Campaigners are occupying buildings including the British Museum and Scottish Power HQ on Saturday in protest against rising energy bills and “sky-rocketing” levels of fuel poverty, according to organisers.
Members of the grass-roots movements Don’t Pay UK and Fuel Poverty Action said campaigners had bedded down with blankets, sleeping bags and hot water bottles in the foyer of the Glasgow-based energy company at around 9am.
Another “warm-up” demonstration was planned for the British Museum in central London at around midday, where activists were also to protest against the museum’s sponsorship links with oil giant BP, according to Don’t Pay UK.
A third group was also expected to occupy the Westfield shopping centre in Stratford, east London.
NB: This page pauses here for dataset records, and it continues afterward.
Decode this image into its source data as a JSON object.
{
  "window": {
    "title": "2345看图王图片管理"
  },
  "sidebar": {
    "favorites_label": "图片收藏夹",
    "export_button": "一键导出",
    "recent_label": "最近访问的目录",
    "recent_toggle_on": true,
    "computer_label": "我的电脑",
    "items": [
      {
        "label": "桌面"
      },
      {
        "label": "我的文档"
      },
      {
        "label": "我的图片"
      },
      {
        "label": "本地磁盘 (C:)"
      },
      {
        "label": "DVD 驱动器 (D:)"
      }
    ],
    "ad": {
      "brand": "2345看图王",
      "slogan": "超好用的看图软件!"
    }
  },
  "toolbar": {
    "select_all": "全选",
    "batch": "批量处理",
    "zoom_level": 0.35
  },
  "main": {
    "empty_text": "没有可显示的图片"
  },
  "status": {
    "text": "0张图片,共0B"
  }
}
Warm-up protests involve “occupying a location to run an unauthorised warm bank and bring attention to sky-rocketing rates of fuel poverty”, the group said.
The group said the demonstrations were being held as part of the National Day of Action on fuel poverty, Don’t Pay UK, Fuel Poverty Action and other climate and community organisations.
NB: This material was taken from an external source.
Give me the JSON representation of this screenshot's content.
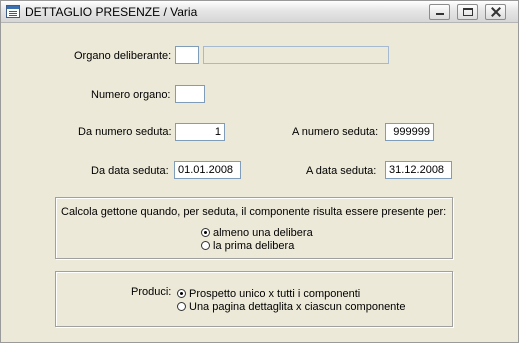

In Hastings, campaigners will enter a branch of Barclays due to the bank’s investments in fossil fuels which they said are exacerbating both energy prices and the climate crisis.
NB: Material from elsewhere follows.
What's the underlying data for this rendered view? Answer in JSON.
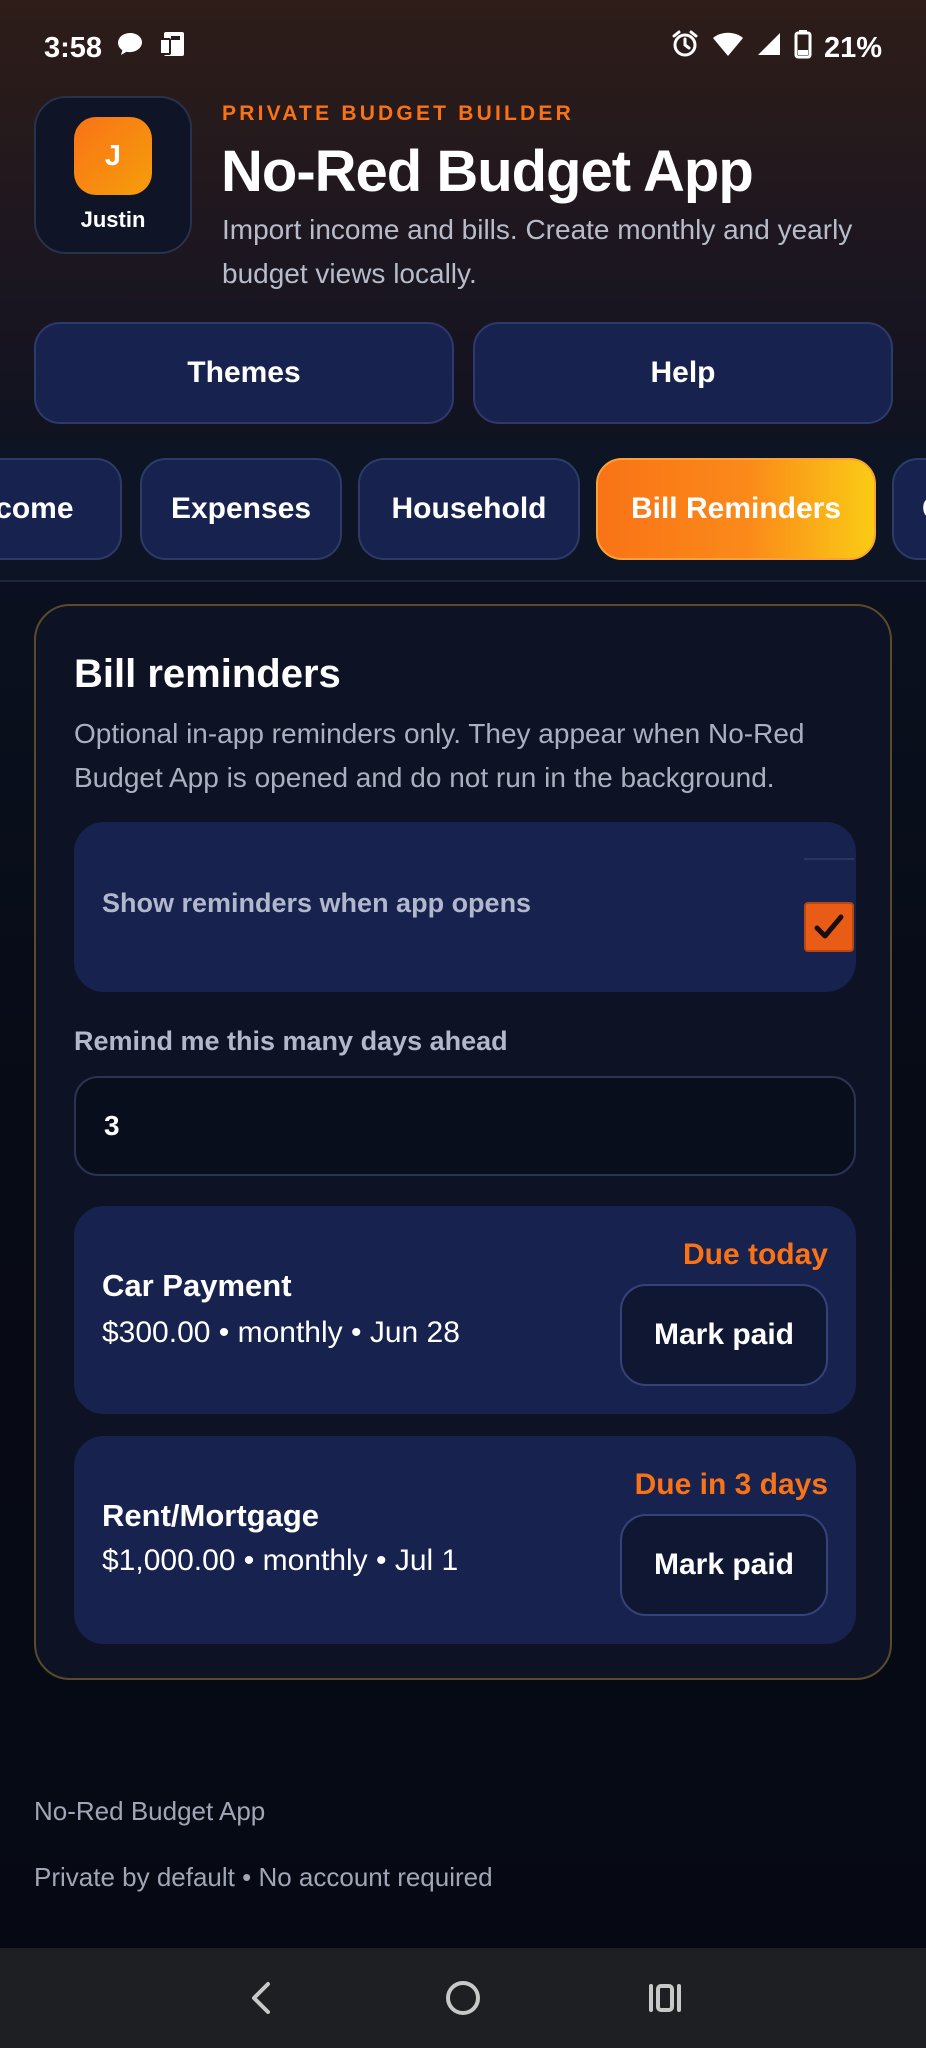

Other warm-up protests will take place at a shopping centre in Manchester, and in Liverpool, Brighton and Bristol.
Neil Smith, a spokesperson for the Don’t Pay campaign, said: “No one should go cold in winter, yet what we’re seeing is a mass default on these extortionate energy bills and thousands set to freeze in their homes.
“While the Government stands by, we’re coming together in our communities to fight back and keep each other warm.”
Don’t Pay has drawn attention in the past for encouraging people to cancel direct debits for their energy bills in response to the “mass default” already occurring among those who cannot afford to heat their homes.
The groups are demanding the government immediately tackle the energy and cost-of-living crisis by introducing Energy For All, defined as “a universal, free band of energy to cover people’s necessities”.
This would be paid for by “ending all public money subsidising fossil fuels, a more effective windfall tax on energy companies and higher tariffs on luxury household energy use.”
Stuart Bretherton, Fuel Poverty Action campaign coordinator, said: “Energy For All would achieve what our energy system and economy should ultimately be geared towards, ensuring everyone’s basic needs are met.
“Ordinary people cannot keep footing the bill for crises created by the wealthy, it’s time for the big polluters and profiteers to pay their share.
“Through this we could also incentivise much needed climate action on home insulation and a transition to renewables.”